Output the entries below unchanged, except for the pictures.

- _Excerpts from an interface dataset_
______

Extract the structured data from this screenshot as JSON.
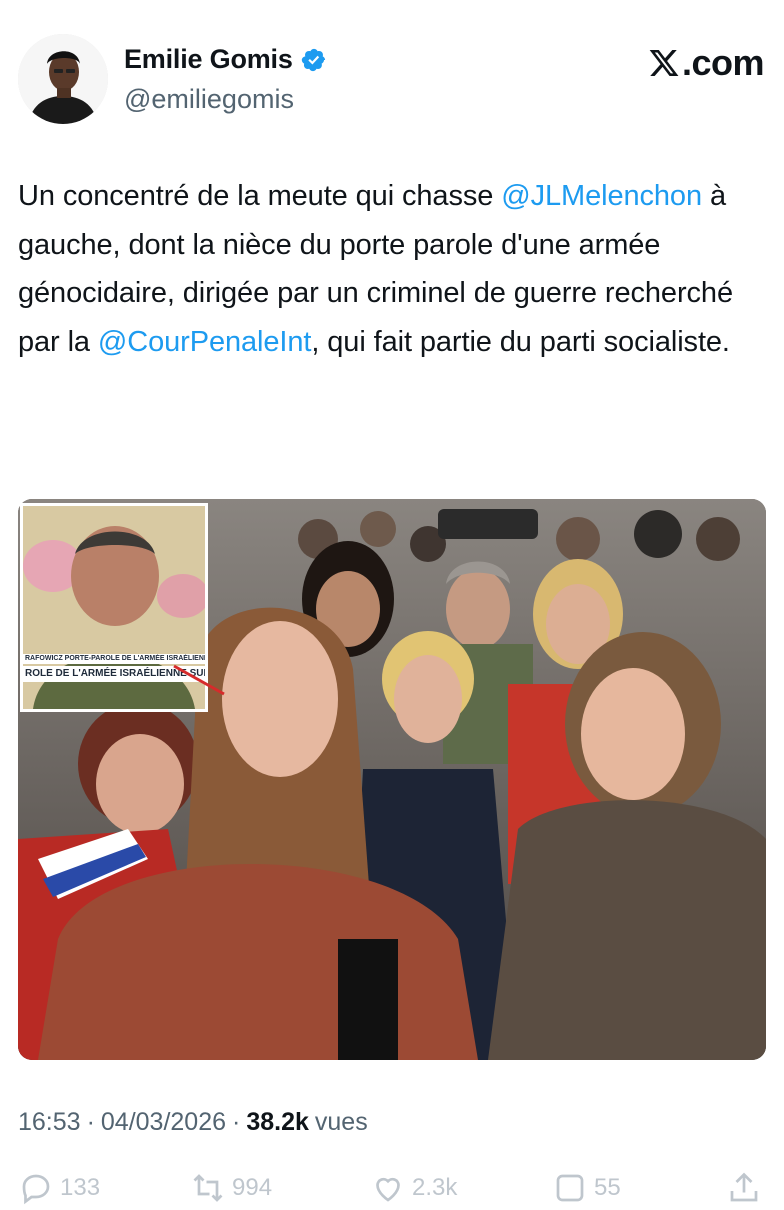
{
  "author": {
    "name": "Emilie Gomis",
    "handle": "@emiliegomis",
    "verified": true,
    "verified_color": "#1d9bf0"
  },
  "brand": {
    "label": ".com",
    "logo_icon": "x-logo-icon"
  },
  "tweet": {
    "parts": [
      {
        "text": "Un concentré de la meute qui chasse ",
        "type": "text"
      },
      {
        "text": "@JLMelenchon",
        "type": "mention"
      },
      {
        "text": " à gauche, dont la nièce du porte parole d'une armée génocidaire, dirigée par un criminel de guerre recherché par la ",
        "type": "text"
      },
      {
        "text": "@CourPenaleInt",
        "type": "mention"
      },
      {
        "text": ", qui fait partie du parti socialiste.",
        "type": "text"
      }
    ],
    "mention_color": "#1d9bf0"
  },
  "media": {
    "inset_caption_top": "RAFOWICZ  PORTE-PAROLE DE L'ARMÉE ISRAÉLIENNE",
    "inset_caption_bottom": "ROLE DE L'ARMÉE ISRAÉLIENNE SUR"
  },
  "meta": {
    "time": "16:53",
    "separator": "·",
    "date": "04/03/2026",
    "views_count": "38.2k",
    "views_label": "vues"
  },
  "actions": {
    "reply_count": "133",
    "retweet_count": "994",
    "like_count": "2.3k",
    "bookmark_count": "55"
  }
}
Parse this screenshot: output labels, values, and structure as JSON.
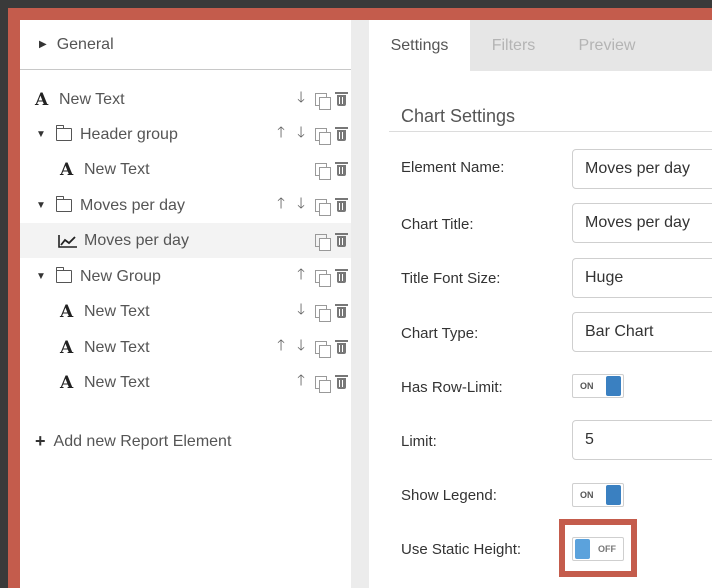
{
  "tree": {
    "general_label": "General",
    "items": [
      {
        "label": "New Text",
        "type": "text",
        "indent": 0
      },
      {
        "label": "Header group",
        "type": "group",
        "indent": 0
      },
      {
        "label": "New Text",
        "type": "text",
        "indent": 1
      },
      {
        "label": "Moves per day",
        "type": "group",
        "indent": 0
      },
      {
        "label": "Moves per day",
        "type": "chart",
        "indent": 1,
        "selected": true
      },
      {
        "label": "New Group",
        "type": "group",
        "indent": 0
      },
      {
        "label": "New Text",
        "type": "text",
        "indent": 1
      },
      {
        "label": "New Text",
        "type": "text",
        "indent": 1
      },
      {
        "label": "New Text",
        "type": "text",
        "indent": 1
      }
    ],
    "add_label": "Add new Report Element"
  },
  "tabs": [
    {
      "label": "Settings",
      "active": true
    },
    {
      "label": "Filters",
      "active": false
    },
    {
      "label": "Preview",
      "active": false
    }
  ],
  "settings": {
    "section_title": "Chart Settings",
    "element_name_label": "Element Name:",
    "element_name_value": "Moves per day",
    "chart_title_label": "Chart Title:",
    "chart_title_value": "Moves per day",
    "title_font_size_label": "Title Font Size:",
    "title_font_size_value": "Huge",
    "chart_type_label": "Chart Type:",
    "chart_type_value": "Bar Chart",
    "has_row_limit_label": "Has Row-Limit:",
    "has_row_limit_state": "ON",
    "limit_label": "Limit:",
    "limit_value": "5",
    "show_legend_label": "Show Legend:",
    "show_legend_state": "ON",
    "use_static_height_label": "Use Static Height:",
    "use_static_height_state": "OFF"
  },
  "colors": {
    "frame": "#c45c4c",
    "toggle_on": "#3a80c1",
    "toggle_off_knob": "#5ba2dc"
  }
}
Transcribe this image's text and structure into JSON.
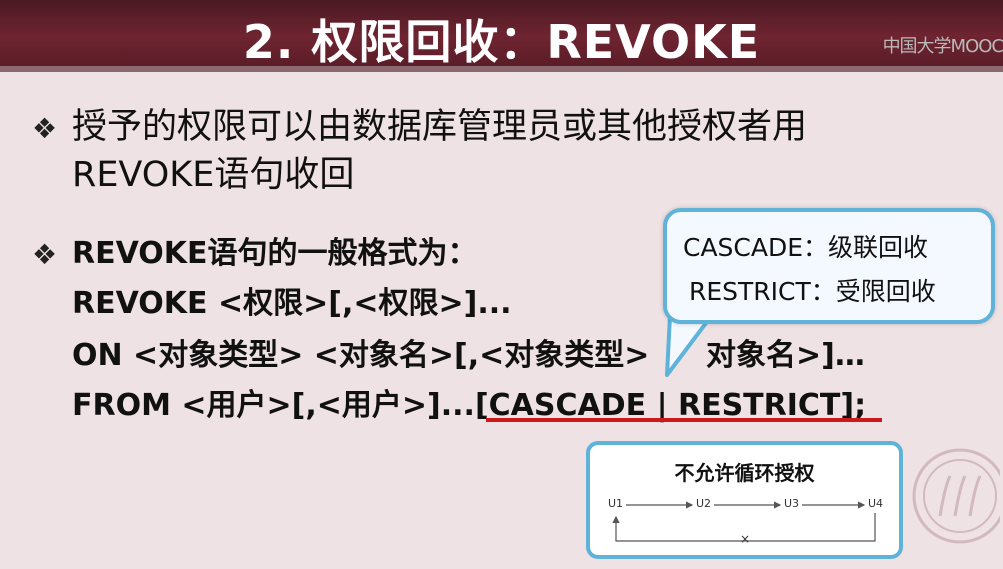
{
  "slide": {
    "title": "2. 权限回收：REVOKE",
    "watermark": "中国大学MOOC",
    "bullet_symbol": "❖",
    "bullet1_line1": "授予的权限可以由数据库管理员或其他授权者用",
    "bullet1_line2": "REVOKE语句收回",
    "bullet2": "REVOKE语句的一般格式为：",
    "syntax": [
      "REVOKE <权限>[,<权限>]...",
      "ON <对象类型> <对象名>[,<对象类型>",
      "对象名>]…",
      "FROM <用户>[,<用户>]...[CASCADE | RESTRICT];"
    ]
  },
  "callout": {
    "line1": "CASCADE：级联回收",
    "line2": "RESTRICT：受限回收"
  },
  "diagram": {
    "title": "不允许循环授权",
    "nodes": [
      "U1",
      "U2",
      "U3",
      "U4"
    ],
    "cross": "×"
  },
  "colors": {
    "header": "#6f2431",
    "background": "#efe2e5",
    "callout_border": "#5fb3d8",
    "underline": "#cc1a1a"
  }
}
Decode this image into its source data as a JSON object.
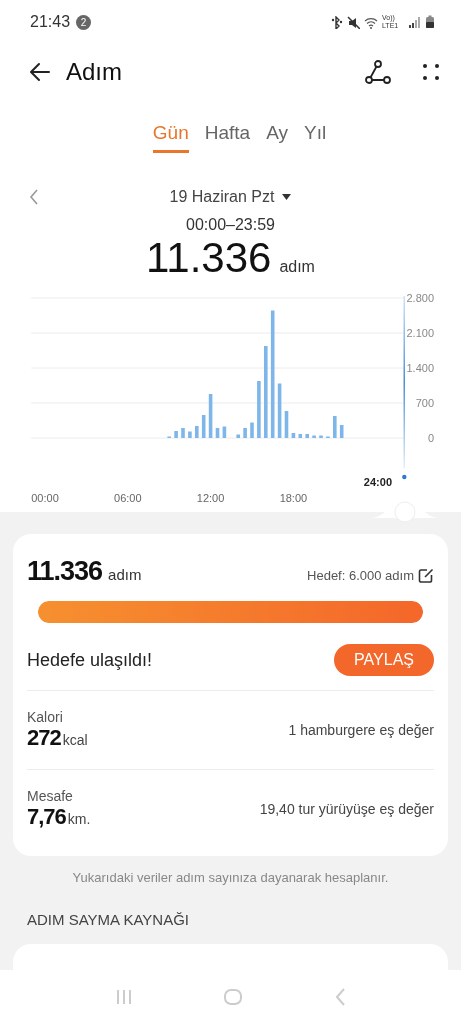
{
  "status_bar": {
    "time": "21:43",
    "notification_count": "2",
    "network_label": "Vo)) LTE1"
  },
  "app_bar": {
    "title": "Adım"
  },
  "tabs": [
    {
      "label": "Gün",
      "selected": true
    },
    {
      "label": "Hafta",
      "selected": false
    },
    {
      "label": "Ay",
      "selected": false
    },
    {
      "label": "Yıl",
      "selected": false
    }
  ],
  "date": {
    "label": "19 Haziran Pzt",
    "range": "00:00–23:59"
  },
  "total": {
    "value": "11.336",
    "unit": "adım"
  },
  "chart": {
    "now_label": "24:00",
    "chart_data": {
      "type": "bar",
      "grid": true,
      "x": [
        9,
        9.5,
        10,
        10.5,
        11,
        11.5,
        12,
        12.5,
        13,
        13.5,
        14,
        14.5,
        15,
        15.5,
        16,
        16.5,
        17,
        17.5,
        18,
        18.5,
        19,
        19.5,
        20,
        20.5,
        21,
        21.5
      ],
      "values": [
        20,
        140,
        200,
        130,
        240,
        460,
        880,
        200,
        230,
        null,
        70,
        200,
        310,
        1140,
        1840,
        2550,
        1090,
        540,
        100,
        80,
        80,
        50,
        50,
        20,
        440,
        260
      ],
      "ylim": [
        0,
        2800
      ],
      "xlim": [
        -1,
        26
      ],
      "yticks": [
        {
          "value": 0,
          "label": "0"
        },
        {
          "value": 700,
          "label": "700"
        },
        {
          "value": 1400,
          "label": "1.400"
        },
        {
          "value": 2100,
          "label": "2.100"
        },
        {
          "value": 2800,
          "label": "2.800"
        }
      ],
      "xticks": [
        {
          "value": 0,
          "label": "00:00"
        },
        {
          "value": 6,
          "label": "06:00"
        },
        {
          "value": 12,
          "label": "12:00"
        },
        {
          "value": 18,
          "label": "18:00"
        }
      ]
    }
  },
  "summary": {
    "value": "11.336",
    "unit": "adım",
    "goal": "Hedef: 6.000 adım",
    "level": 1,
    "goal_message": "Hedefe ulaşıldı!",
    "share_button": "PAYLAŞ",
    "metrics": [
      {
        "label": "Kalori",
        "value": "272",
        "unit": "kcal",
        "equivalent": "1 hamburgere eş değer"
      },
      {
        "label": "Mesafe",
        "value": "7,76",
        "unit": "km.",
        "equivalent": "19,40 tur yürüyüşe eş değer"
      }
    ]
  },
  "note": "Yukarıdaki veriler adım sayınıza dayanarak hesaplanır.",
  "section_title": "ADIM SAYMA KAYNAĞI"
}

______

- _Output below_
Extract the structured data from this screenshot as JSON.
{
  "author": {
    "name": "Emilie Gomis",
    "handle": "@emiliegomis",
    "verified": true,
    "verified_color": "#1d9bf0"
  },
  "brand": {
    "label": ".com",
    "logo_icon": "x-logo-icon"
  },
  "tweet": {
    "parts": [
      {
        "text": "Un concentré de la meute qui chasse ",
        "type": "text"
      },
      {
        "text": "@JLMelenchon",
        "type": "mention"
      },
      {
        "text": " à gauche, dont la nièce du porte parole d'une armée génocidaire, dirigée par un criminel de guerre recherché par la ",
        "type": "text"
      },
      {
        "text": "@CourPenaleInt",
        "type": "mention"
      },
      {
        "text": ", qui fait partie du parti socialiste.",
        "type": "text"
      }
    ],
    "mention_color": "#1d9bf0"
  },
  "media": {
    "inset_caption_top": "RAFOWICZ  PORTE-PAROLE DE L'ARMÉE ISRAÉLIENNE",
    "inset_caption_bottom": "ROLE DE L'ARMÉE ISRAÉLIENNE SUR"
  },
  "meta": {
    "time": "16:53",
    "separator": "·",
    "date": "04/03/2026",
    "views_count": "38.2k",
    "views_label": "vues"
  },
  "actions": {
    "reply_count": "133",
    "retweet_count": "994",
    "like_count": "2.3k",
    "bookmark_count": "55"
  }
}
Parse this screenshot: output labels, values, and structure as JSON.
{
  "tree": {
    "general_label": "General",
    "items": [
      {
        "label": "New Text",
        "type": "text",
        "indent": 0
      },
      {
        "label": "Header group",
        "type": "group",
        "indent": 0
      },
      {
        "label": "New Text",
        "type": "text",
        "indent": 1
      },
      {
        "label": "Moves per day",
        "type": "group",
        "indent": 0
      },
      {
        "label": "Moves per day",
        "type": "chart",
        "indent": 1,
        "selected": true
      },
      {
        "label": "New Group",
        "type": "group",
        "indent": 0
      },
      {
        "label": "New Text",
        "type": "text",
        "indent": 1
      },
      {
        "label": "New Text",
        "type": "text",
        "indent": 1
      },
      {
        "label": "New Text",
        "type": "text",
        "indent": 1
      }
    ],
    "add_label": "Add new Report Element"
  },
  "tabs": [
    {
      "label": "Settings",
      "active": true
    },
    {
      "label": "Filters",
      "active": false
    },
    {
      "label": "Preview",
      "active": false
    }
  ],
  "settings": {
    "section_title": "Chart Settings",
    "element_name_label": "Element Name:",
    "element_name_value": "Moves per day",
    "chart_title_label": "Chart Title:",
    "chart_title_value": "Moves per day",
    "title_font_size_label": "Title Font Size:",
    "title_font_size_value": "Huge",
    "chart_type_label": "Chart Type:",
    "chart_type_value": "Bar Chart",
    "has_row_limit_label": "Has Row-Limit:",
    "has_row_limit_state": "ON",
    "limit_label": "Limit:",
    "limit_value": "5",
    "show_legend_label": "Show Legend:",
    "show_legend_state": "ON",
    "use_static_height_label": "Use Static Height:",
    "use_static_height_state": "OFF"
  },
  "colors": {
    "frame": "#c45c4c",
    "toggle_on": "#3a80c1",
    "toggle_off_knob": "#5ba2dc"
  }
}
Transcribe this image's text and structure into JSON.
{
  "slide": {
    "title": "2. 权限回收：REVOKE",
    "watermark": "中国大学MOOC",
    "bullet_symbol": "❖",
    "bullet1_line1": "授予的权限可以由数据库管理员或其他授权者用",
    "bullet1_line2": "REVOKE语句收回",
    "bullet2": "REVOKE语句的一般格式为：",
    "syntax": [
      "REVOKE <权限>[,<权限>]...",
      "ON <对象类型> <对象名>[,<对象类型>",
      "对象名>]…",
      "FROM <用户>[,<用户>]...[CASCADE | RESTRICT];"
    ]
  },
  "callout": {
    "line1": "CASCADE：级联回收",
    "line2": "RESTRICT：受限回收"
  },
  "diagram": {
    "title": "不允许循环授权",
    "nodes": [
      "U1",
      "U2",
      "U3",
      "U4"
    ],
    "cross": "×"
  },
  "colors": {
    "header": "#6f2431",
    "background": "#efe2e5",
    "callout_border": "#5fb3d8",
    "underline": "#cc1a1a"
  }
}
Decode this image into its source data as a JSON object.
{
  "status_bar": {
    "time": "21:43",
    "notification_count": "2",
    "network_label": "Vo)) LTE1"
  },
  "app_bar": {
    "title": "Adım"
  },
  "tabs": [
    {
      "label": "Gün",
      "selected": true
    },
    {
      "label": "Hafta",
      "selected": false
    },
    {
      "label": "Ay",
      "selected": false
    },
    {
      "label": "Yıl",
      "selected": false
    }
  ],
  "date": {
    "label": "19 Haziran Pzt",
    "range": "00:00–23:59"
  },
  "total": {
    "value": "11.336",
    "unit": "adım"
  },
  "chart": {
    "now_label": "24:00",
    "chart_data": {
      "type": "bar",
      "grid": true,
      "x": [
        9,
        9.5,
        10,
        10.5,
        11,
        11.5,
        12,
        12.5,
        13,
        13.5,
        14,
        14.5,
        15,
        15.5,
        16,
        16.5,
        17,
        17.5,
        18,
        18.5,
        19,
        19.5,
        20,
        20.5,
        21,
        21.5
      ],
      "values": [
        20,
        140,
        200,
        130,
        240,
        460,
        880,
        200,
        230,
        null,
        70,
        200,
        310,
        1140,
        1840,
        2550,
        1090,
        540,
        100,
        80,
        80,
        50,
        50,
        20,
        440,
        260
      ],
      "ylim": [
        0,
        2800
      ],
      "xlim": [
        -1,
        26
      ],
      "yticks": [
        {
          "value": 0,
          "label": "0"
        },
        {
          "value": 700,
          "label": "700"
        },
        {
          "value": 1400,
          "label": "1.400"
        },
        {
          "value": 2100,
          "label": "2.100"
        },
        {
          "value": 2800,
          "label": "2.800"
        }
      ],
      "xticks": [
        {
          "value": 0,
          "label": "00:00"
        },
        {
          "value": 6,
          "label": "06:00"
        },
        {
          "value": 12,
          "label": "12:00"
        },
        {
          "value": 18,
          "label": "18:00"
        }
      ]
    }
  },
  "summary": {
    "value": "11.336",
    "unit": "adım",
    "goal": "Hedef: 6.000 adım",
    "level": 1,
    "goal_message": "Hedefe ulaşıldı!",
    "share_button": "PAYLAŞ",
    "metrics": [
      {
        "label": "Kalori",
        "value": "272",
        "unit": "kcal",
        "equivalent": "1 hamburgere eş değer"
      },
      {
        "label": "Mesafe",
        "value": "7,76",
        "unit": "km.",
        "equivalent": "19,40 tur yürüyüşe eş değer"
      }
    ]
  },
  "note": "Yukarıdaki veriler adım sayınıza dayanarak hesaplanır.",
  "section_title": "ADIM SAYMA KAYNAĞI"
}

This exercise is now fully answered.